So, as you all know (maybe, possibly), I accepted a position two weeks ago at a phenomenal nonprofit organization in Texas and New Mexico. Although I had positions in nonprofit development and marketing before (I was a development assistant and a development associate in college) this position was special. It was different and it was extra exciting and challenging because well, it's my first senior staff position. And not to toot my own horn, but that's pretty awesome for a twenty two year old.
It was the biggest career step that I've ever taken in my life and one that I honestly have worked incredibly hard for. I remember working for my first nonprofit and literally BEGGING my boss to let me do development work because I was so interested and curious. In each and every position I have had in development and marketing I've gained more and more responsibilities and more knowledge. And not to be so cliche but, started at the bottom now we here.
And after my first week, boy… have I learned a lot. I decided to write this post because not only do I hope it's helpful but it's something fun to reflect on.
I'll always be learning new things and having new experiences, but here's what I have so far, after the first week:
- You are not supposed to know everything right off the bat, and no one expects you to. You get hired because of your experience, but also because of your potential. When you start a new job, no one expects you to know every single thing and it's totally okay not to. I'm not saying that it's okay to know nothing (because it's not… especially if this job requires experience), but you're definitely not going to be the master at your job right when you start. You have to learn things.

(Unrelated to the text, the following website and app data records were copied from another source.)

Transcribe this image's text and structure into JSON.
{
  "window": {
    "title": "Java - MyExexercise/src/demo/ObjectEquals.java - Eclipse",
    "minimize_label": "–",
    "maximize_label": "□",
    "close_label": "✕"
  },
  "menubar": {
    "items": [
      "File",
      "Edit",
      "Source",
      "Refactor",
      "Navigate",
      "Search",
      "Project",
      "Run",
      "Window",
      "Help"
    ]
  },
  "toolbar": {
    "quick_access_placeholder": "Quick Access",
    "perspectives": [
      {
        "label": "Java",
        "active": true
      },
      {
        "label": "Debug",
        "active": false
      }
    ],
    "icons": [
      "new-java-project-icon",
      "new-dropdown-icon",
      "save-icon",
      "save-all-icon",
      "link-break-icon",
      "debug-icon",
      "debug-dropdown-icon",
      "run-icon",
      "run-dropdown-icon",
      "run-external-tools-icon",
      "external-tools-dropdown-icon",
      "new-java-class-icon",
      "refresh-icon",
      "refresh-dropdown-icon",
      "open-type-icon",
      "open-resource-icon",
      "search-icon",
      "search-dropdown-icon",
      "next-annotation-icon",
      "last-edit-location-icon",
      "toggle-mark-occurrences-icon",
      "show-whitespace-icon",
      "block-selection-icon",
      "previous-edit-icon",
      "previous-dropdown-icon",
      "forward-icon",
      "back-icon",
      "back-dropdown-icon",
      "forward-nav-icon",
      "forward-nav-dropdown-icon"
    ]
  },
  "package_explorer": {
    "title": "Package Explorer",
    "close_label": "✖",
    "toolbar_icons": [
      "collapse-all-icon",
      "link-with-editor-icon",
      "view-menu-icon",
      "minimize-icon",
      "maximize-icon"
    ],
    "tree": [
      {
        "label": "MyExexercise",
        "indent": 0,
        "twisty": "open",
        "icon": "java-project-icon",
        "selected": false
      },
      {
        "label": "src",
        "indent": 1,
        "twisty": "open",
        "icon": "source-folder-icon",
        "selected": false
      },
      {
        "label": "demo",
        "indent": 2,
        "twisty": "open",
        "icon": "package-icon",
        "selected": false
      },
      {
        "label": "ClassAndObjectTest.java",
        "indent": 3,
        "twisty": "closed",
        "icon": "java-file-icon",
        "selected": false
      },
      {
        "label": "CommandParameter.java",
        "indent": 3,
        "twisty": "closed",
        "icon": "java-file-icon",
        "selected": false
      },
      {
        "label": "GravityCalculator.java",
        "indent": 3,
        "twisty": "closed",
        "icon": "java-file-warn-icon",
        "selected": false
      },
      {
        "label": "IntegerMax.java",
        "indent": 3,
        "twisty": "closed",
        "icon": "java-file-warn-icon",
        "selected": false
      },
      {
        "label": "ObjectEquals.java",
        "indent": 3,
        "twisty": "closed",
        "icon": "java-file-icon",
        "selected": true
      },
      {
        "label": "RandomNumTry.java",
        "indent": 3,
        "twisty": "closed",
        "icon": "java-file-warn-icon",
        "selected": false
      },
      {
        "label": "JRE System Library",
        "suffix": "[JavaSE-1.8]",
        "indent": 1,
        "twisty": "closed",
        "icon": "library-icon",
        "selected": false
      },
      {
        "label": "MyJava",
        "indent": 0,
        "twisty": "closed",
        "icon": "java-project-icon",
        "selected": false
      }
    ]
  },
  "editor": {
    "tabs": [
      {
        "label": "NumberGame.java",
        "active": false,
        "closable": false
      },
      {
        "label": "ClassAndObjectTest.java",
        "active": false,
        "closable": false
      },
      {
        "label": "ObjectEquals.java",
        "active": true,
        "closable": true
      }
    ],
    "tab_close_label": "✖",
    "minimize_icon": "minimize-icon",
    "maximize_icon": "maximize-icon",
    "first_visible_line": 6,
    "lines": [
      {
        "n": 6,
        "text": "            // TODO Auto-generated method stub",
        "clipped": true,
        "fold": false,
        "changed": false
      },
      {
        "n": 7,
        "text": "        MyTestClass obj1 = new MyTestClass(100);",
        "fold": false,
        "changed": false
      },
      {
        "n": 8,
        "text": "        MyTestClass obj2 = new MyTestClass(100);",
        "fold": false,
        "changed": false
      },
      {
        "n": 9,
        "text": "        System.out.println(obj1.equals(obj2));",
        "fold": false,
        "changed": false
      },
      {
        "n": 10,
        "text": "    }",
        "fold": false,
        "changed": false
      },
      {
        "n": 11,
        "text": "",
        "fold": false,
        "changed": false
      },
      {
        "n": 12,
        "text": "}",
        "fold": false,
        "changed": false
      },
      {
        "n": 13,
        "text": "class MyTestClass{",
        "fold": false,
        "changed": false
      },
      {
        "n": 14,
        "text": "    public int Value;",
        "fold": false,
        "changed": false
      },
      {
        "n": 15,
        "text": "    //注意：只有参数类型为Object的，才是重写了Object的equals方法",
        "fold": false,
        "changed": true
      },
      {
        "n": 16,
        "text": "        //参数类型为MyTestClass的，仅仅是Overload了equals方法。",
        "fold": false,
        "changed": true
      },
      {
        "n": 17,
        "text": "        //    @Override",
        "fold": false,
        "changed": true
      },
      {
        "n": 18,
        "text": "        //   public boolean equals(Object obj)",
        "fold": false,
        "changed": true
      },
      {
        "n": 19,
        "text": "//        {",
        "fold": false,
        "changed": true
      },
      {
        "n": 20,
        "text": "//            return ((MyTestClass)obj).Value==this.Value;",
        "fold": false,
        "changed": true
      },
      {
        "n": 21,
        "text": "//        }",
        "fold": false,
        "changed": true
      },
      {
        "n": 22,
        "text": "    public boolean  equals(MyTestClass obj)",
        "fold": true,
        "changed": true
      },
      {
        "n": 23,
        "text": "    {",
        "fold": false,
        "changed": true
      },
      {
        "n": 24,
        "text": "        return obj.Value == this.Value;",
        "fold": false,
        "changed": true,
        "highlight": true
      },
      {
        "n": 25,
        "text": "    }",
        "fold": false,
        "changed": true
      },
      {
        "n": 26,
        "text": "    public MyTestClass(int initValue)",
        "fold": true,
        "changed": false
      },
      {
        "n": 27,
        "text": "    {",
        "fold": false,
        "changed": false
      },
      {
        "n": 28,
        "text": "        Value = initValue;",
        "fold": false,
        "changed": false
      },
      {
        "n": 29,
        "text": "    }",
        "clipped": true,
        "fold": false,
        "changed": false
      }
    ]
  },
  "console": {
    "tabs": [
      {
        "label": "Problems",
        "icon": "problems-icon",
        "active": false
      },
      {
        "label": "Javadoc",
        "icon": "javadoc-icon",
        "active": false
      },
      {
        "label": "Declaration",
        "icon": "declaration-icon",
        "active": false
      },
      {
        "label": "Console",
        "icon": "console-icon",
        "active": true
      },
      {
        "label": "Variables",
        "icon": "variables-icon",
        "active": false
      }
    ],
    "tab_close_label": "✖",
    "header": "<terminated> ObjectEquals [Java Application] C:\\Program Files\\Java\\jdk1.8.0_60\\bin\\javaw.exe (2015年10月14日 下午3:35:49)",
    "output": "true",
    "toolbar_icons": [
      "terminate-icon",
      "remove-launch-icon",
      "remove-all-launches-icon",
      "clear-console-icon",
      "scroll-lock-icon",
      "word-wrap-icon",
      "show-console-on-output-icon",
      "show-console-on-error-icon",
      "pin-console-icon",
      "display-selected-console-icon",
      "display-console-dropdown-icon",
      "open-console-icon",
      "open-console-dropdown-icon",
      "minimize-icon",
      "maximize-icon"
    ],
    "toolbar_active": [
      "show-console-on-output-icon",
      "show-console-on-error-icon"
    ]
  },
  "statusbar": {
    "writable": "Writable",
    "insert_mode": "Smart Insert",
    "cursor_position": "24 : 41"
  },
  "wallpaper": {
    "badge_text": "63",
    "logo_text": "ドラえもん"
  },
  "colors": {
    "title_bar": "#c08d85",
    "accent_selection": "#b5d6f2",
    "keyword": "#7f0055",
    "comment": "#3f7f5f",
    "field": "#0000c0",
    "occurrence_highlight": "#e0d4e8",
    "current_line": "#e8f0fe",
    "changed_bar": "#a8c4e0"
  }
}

- It's perfectly okay to ask questions. I ask a lot of questions because I want the expectations to be perfectly clear. Don't just assume things if you're unsure, always ask questions and make sure you're on the same page. Pretty much every boss would rather have their employees ask questions and check, rather than make terrible mistakes. And like I said before… you're not supposed to know everything right off the bat.
- Know that you earned and deserved this. You interviewed for this job and they chose YOU out of all other applications. You worked hard for this job and earned it… don't forget that.
- Always make good first impressions. You don't want to be perceived as that weird person that somehow got hired. Be kind, be grateful, and remember that you learn something from everyone you meet. Especially in the workplace!
- Your age is not a disadvantage. I was so nervous about being the youngest person, not only on senior/executive staff, but in the whole organization. Yup, I'm even younger than the support staff and interns. I've had positions before that have treated my age as a disadvantage or a gauge of my value. I quickly learned at my new job that my age is admittedly a part of me, but in a positive way. I've had coworkers tell me that I'm innovative, creative and fresh. And that I have a lot of experience for my age.
- You have to really love your career. This was a given before, but I really love my job and what I do. Now that it's my full-time job to work in development and marketing for this great nonprofit, there isn't a day that I'm not grateful to be in this position.
- Not everyone is going to know what your role is in the organization. There are so many individuals and departments where I work, that a lot of people don't fully understand that our development and marketing department is critical. And some people don't know what exactly my role does. This isn't something that happens instantaneously, but something that people learn over time. As long as they know you're a team player, it's fine.
- Even after you graduate college people will still try to compare you with others. Did I need to know that guy I took Biology with is an engineer? Good for him, but not really. This career is yours, and the success is yours. There is no one you should be comparing yourself to besides your past self. And I am incredibly amazed by the growth and progress that I've made.
- People will always ask you about salary. I think it's super awkward and something that's rude to ask others, but not many people share my sentiment.
- Professional work clothes don't have pockets. You guys laugh, but I'm so serious about this one. I was SHOOK when I realized that my pants had no pockets, and neither did my blazers.
This is admittedly going to be a crazy few weeks to transition into my new job but I honestly can't wait. It's an exciting adventure and I honestly can't wait to learn more. It's just the beginning… and I promise I'll update you all as things continue to unfold.
“You can have unbelievable intelligence, you can have connections, you can have opportunities fall out of the sky. But in the end, hard work is the true, enduring characteristic of successful people.”
What's something you've learned recently?